Records to process:
-------------------------

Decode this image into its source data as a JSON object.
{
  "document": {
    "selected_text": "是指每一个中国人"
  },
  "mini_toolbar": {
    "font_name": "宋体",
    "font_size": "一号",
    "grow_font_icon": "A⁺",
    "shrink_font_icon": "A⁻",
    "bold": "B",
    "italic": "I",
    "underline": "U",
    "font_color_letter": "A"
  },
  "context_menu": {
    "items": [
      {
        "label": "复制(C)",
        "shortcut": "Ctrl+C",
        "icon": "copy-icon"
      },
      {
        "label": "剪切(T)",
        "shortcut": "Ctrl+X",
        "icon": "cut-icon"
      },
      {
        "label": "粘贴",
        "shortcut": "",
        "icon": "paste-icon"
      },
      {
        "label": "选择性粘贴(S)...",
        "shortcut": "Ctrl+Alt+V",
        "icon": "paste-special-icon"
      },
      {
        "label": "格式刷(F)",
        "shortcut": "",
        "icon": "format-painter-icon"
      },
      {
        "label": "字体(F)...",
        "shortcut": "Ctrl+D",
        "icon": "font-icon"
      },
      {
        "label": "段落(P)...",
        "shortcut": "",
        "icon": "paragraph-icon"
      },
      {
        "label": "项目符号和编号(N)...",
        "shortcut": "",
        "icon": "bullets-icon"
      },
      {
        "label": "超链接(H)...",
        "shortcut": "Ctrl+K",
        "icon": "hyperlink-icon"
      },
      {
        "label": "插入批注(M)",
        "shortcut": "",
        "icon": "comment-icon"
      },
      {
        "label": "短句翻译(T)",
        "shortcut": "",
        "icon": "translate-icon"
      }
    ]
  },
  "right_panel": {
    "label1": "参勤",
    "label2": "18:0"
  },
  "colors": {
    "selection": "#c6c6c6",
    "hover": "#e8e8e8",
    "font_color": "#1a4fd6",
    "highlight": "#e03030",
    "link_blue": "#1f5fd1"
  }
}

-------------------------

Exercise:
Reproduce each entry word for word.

Task response:
Decode this image into its source data as a JSON object.
{
  "document": {
    "selected_text": "是指每一个中国人"
  },
  "mini_toolbar": {
    "font_name": "宋体",
    "font_size": "一号",
    "grow_font_icon": "A⁺",
    "shrink_font_icon": "A⁻",
    "bold": "B",
    "italic": "I",
    "underline": "U",
    "font_color_letter": "A"
  },
  "context_menu": {
    "items": [
      {
        "label": "复制(C)",
        "shortcut": "Ctrl+C",
        "icon": "copy-icon"
      },
      {
        "label": "剪切(T)",
        "shortcut": "Ctrl+X",
        "icon": "cut-icon"
      },
      {
        "label": "粘贴",
        "shortcut": "",
        "icon": "paste-icon"
      },
      {
        "label": "选择性粘贴(S)...",
        "shortcut": "Ctrl+Alt+V",
        "icon": "paste-special-icon"
      },
      {
        "label": "格式刷(F)",
        "shortcut": "",
        "icon": "format-painter-icon"
      },
      {
        "label": "字体(F)...",
        "shortcut": "Ctrl+D",
        "icon": "font-icon"
      },
      {
        "label": "段落(P)...",
        "shortcut": "",
        "icon": "paragraph-icon"
      },
      {
        "label": "项目符号和编号(N)...",
        "shortcut": "",
        "icon": "bullets-icon"
      },
      {
        "label": "超链接(H)...",
        "shortcut": "Ctrl+K",
        "icon": "hyperlink-icon"
      },
      {
        "label": "插入批注(M)",
        "shortcut": "",
        "icon": "comment-icon"
      },
      {
        "label": "短句翻译(T)",
        "shortcut": "",
        "icon": "translate-icon"
      }
    ]
  },
  "right_panel": {
    "label1": "参勤",
    "label2": "18:0"
  },
  "colors": {
    "selection": "#c6c6c6",
    "hover": "#e8e8e8",
    "font_color": "#1a4fd6",
    "highlight": "#e03030",
    "link_blue": "#1f5fd1"
  }
}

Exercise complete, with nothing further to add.